> [THE PROBLEM]
Reproduce each line from the records that holds "External".

------------------------------------

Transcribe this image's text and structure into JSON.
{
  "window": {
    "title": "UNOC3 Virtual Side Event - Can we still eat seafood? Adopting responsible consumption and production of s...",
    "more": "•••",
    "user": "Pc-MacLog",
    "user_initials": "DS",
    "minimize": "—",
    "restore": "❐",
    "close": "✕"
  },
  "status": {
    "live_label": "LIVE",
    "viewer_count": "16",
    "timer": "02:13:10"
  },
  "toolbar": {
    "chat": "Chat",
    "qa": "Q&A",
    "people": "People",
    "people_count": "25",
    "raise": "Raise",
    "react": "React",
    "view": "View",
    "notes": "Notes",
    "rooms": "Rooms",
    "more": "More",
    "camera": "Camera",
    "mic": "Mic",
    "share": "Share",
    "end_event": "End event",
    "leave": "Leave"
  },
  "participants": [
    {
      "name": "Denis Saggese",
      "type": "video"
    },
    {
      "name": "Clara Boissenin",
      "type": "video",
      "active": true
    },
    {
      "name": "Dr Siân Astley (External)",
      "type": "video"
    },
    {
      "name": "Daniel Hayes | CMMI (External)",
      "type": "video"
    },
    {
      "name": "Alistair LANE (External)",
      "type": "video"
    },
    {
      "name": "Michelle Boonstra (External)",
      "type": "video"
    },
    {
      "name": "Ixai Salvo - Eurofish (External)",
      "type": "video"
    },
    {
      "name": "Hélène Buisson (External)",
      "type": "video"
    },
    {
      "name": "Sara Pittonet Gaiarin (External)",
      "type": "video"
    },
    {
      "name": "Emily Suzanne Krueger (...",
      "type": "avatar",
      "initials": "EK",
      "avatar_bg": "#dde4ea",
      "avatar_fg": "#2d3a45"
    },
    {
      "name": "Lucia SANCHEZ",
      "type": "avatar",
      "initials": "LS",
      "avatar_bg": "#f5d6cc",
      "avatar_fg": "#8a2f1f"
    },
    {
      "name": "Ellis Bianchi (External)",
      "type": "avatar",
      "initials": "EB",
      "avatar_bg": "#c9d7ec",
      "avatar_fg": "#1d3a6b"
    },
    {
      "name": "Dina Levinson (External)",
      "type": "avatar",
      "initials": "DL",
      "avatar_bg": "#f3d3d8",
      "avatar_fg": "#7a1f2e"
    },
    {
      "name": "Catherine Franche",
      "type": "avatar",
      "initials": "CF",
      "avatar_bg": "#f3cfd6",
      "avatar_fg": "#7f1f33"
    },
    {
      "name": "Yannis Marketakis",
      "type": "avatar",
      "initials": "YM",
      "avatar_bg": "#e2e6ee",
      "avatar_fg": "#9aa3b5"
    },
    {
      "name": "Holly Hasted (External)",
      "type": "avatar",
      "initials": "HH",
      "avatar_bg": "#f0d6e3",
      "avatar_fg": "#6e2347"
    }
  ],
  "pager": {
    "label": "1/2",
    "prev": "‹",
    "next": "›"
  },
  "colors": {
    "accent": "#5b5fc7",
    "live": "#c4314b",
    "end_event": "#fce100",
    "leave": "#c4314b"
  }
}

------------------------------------

> [ANSWER SPACE]
      "name": "Dr Siân Astley (External)",
      "name": "Daniel Hayes | CMMI (External)",
      "name": "Alistair LANE (External)",
      "name": "Michelle Boonstra (External)",
      "name": "Ixai Salvo - Eurofish (External)",
      "name": "Hélène Buisson (External)",
      "name": "Sara Pittonet Gaiarin (External)",
      "name": "Ellis Bianchi (External)",
      "name": "Dina Levinson (External)",
      "name": "Holly Hasted (External)",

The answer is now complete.